In PLOS One, researchers from the University of Puerto Rico Mayaguez and the US Department of Agriculture's Agricultural Research Service describe the genetic diversity detected in Puerto Rican sweet potato plants. The team profiled nearly two dozen simple sequence repeat markers in DNA from the leaves of plants in 137 sweet potato landraces grown around Puerto Rico, along with plants from another 10 US cultivars and 20 Puerto Rican accessions. The results highlight the extensive genetic diversity present in the plants, while providing a look at relationships between sweet potato accessions, the plant's domestication history, and its distribution across Puerto Rico, the researchers say.

Swedish and Japanese researchers performed an integrated transcriptomic and proteomic analysis of kidney tissue for another PLOS One study. By sequencing and comparing RNA sequence patterns in kidney tissue and 26 other human tissue types, the team uncovered almost 400 genes with higher-than-usual expression in the kidney compared to the complete tissue collection. Meanwhile, the investigators' immunohistochemistry-based kidney protein analyses made it possible to categorize proteins depending on their location within different parts of the kidney structure.

A team from the US, France, and elsewhere searched for genetic contributors to placental abruption, a pregnancy complication that involves premature placental detachment from the uterine wall. Using array-based genotyping on maternal blood and placental samples collected from 280 women with placental abruption and 244 without, the researchers searched for variants contributing to interactions between maternal and placental tissues that contribute to the condition.
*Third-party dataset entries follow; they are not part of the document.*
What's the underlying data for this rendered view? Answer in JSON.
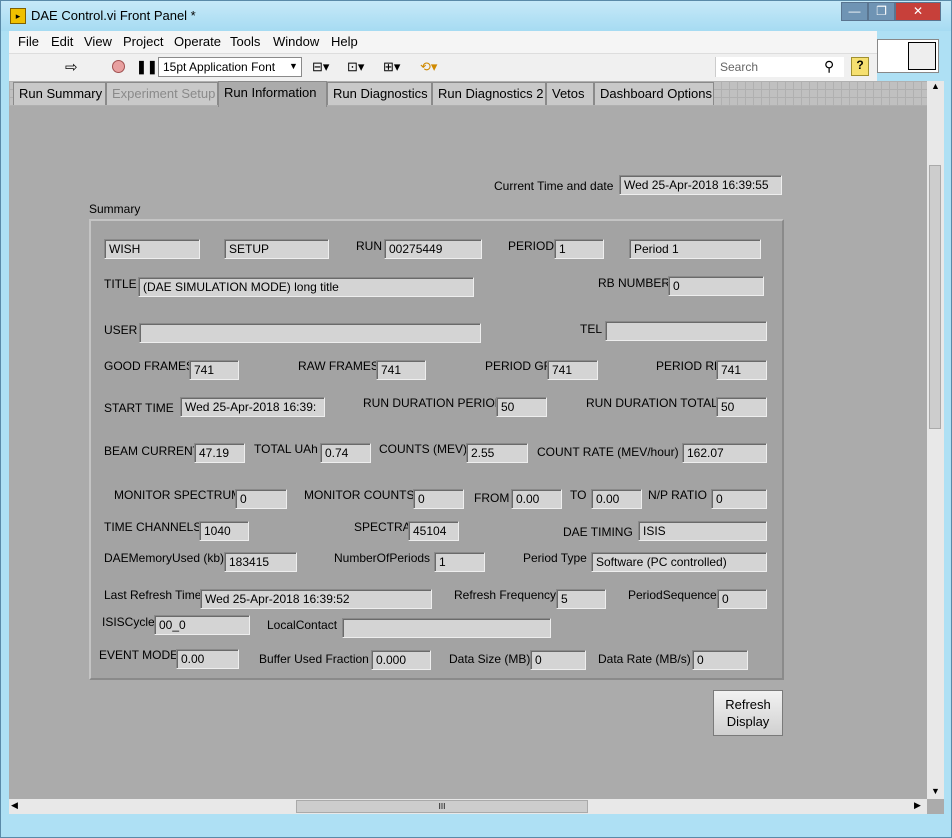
{
  "window": {
    "title": "DAE Control.vi Front Panel *",
    "min": "—",
    "max": "❐",
    "close": "✕"
  },
  "menu": [
    "File",
    "Edit",
    "View",
    "Project",
    "Operate",
    "Tools",
    "Window",
    "Help"
  ],
  "toolbar": {
    "font": "15pt Application Font",
    "search_placeholder": "Search",
    "help": "?"
  },
  "tabs": [
    "Run Summary",
    "Experiment Setup",
    "Run Information",
    "Run Diagnostics",
    "Run Diagnostics 2",
    "Vetos",
    "Dashboard Options"
  ],
  "current_time": {
    "label": "Current Time and date",
    "value": "Wed 25-Apr-2018  16:39:55"
  },
  "summary": {
    "title": "Summary",
    "inst": "WISH",
    "state": "SETUP",
    "run_label": "RUN",
    "run": "00275449",
    "period_label": "PERIOD",
    "period": "1",
    "period_name": "Period 1",
    "title_label": "TITLE",
    "run_title": "(DAE SIMULATION MODE) long title",
    "rb_label": "RB NUMBER",
    "rb": "0",
    "user_label": "USER",
    "user": "",
    "tel_label": "TEL",
    "tel": "",
    "good_frames_label": "GOOD FRAMES",
    "good_frames": "741",
    "raw_frames_label": "RAW FRAMES",
    "raw_frames": "741",
    "period_gf_label": "PERIOD GF",
    "period_gf": "741",
    "period_rf_label": "PERIOD RF",
    "period_rf": "741",
    "start_time_label": "START TIME",
    "start_time": "Wed 25-Apr-2018 16:39:",
    "run_dur_period_label": "RUN DURATION PERIOD",
    "run_dur_period": "50",
    "run_dur_total_label": "RUN DURATION TOTAL",
    "run_dur_total": "50",
    "beam_current_label": "BEAM CURRENT",
    "beam_current": "47.19",
    "total_uah_label": "TOTAL UAh",
    "total_uah": "0.74",
    "counts_label": "COUNTS (MEV)",
    "counts": "2.55",
    "count_rate_label": "COUNT RATE (MEV/hour)",
    "count_rate": "162.07",
    "monitor_spectrum_label": "MONITOR SPECTRUM",
    "monitor_spectrum": "0",
    "monitor_counts_label": "MONITOR COUNTS",
    "monitor_counts": "0",
    "from_label": "FROM",
    "from": "0.00",
    "to_label": "TO",
    "to": "0.00",
    "np_ratio_label": "N/P RATIO",
    "np_ratio": "0",
    "time_channels_label": "TIME CHANNELS",
    "time_channels": "1040",
    "spectra_label": "SPECTRA",
    "spectra": "45104",
    "dae_timing_label": "DAE TIMING",
    "dae_timing": "ISIS",
    "dae_memory_label": "DAEMemoryUsed (kb)",
    "dae_memory": "183415",
    "num_periods_label": "NumberOfPeriods",
    "num_periods": "1",
    "period_type_label": "Period Type",
    "period_type": "Software (PC controlled)",
    "last_refresh_label": "Last Refresh Time",
    "last_refresh": "Wed 25-Apr-2018 16:39:52",
    "refresh_freq_label": "Refresh Frequency",
    "refresh_freq": "5",
    "period_seq_label": "PeriodSequence",
    "period_seq": "0",
    "isis_cycle_label": "ISISCycle",
    "isis_cycle": "00_0",
    "local_contact_label": "LocalContact",
    "local_contact": "",
    "event_mode_label": "EVENT MODE",
    "event_mode": "0.00",
    "buffer_label": "Buffer Used Fraction",
    "buffer": "0.000",
    "data_size_label": "Data Size (MB)",
    "data_size": "0",
    "data_rate_label": "Data Rate (MB/s)",
    "data_rate": "0"
  },
  "refresh_button": {
    "line1": "Refresh",
    "line2": "Display"
  },
  "hscroll_grip": "III",
  "colors": {
    "panel": "#ababab",
    "field": "#d4d4d4",
    "titlebar": "#aee0f4"
  }
}
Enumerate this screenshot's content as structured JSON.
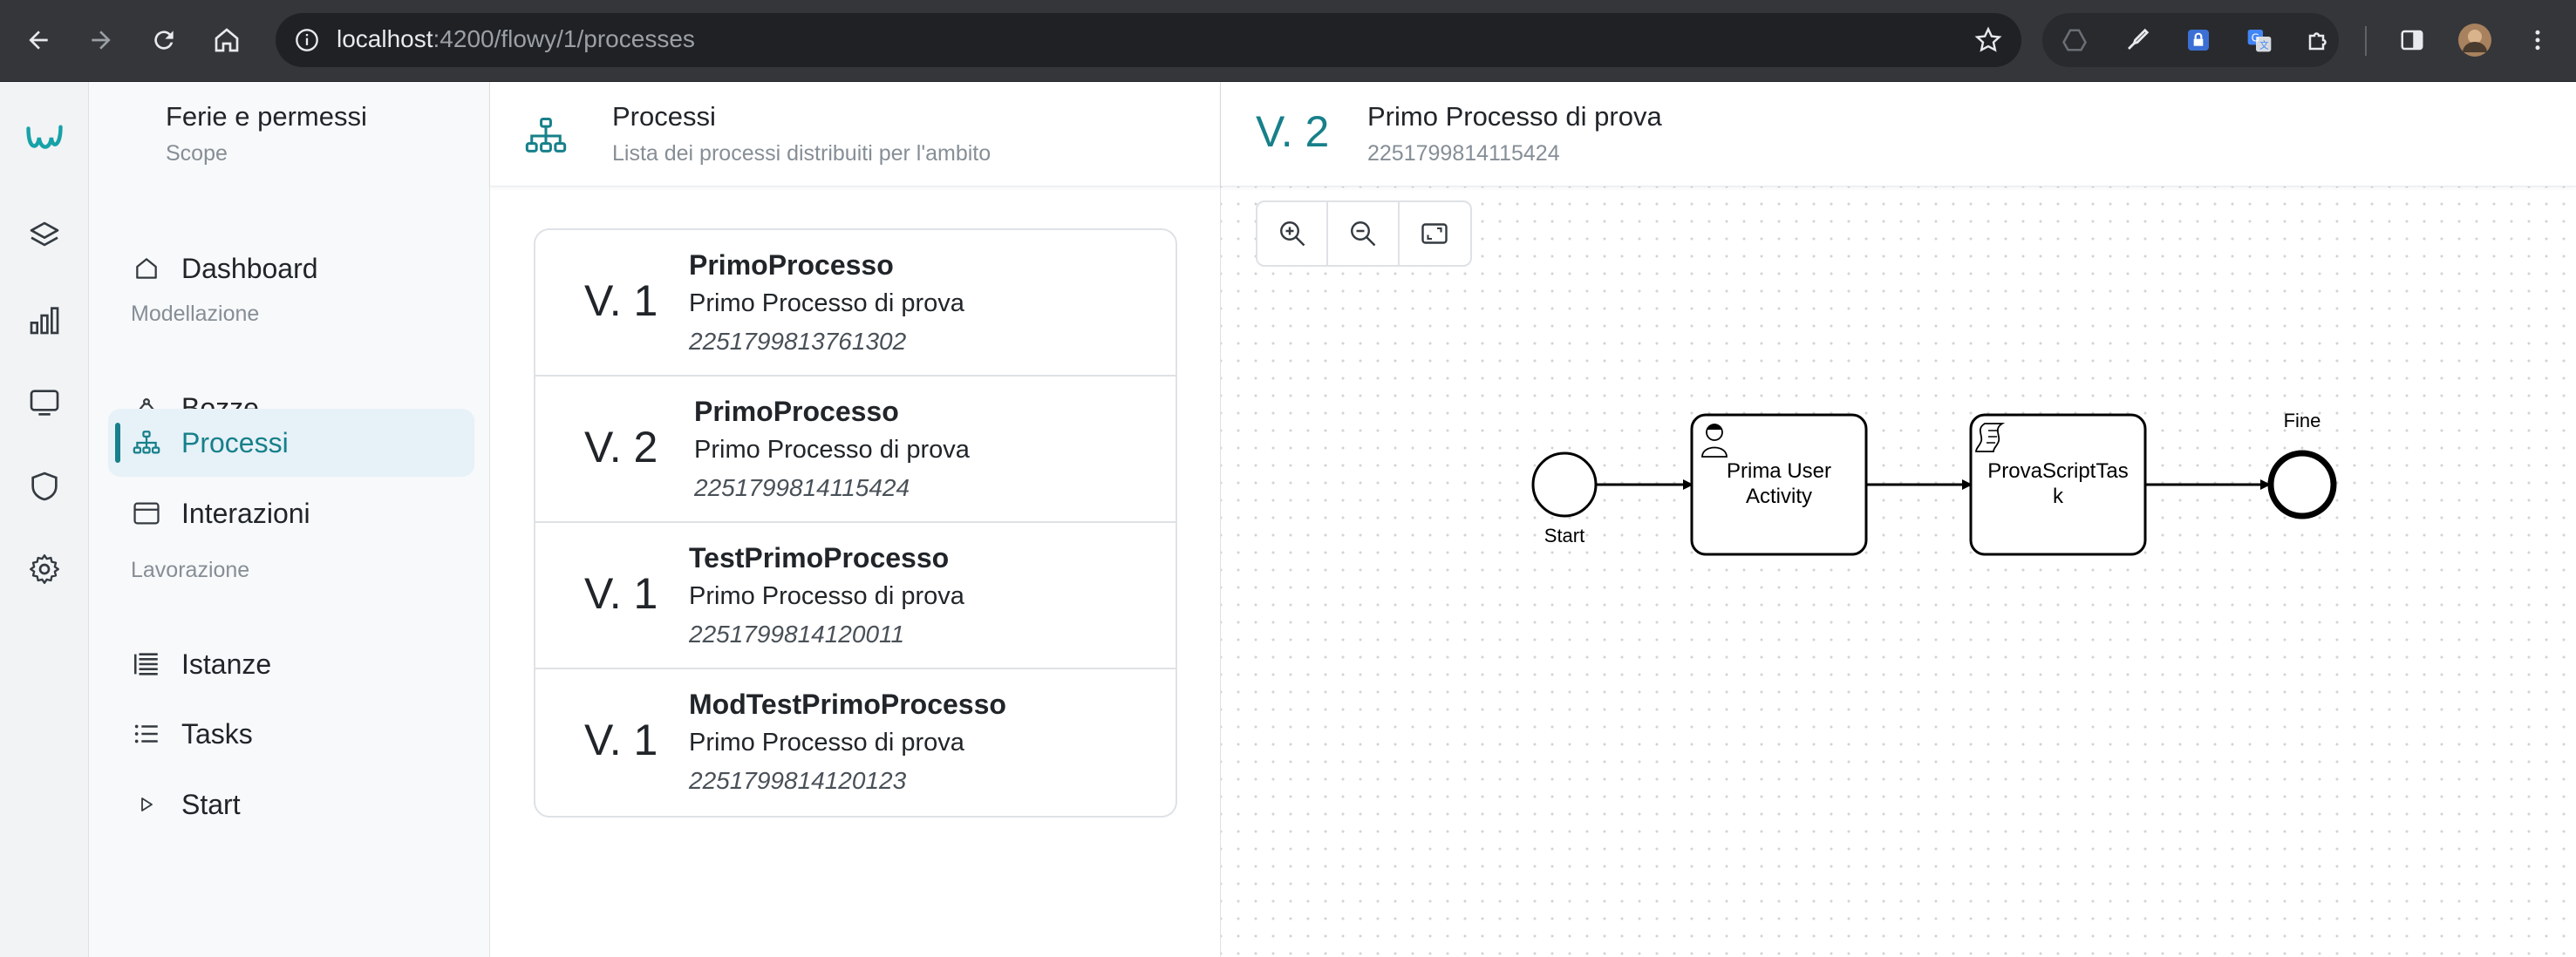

Their genome-wide association search and targeted gene analyses turned up candidate SNPs in genes involved in everything from cell cycle regulation and energy metabolism to imprinting, and placental development.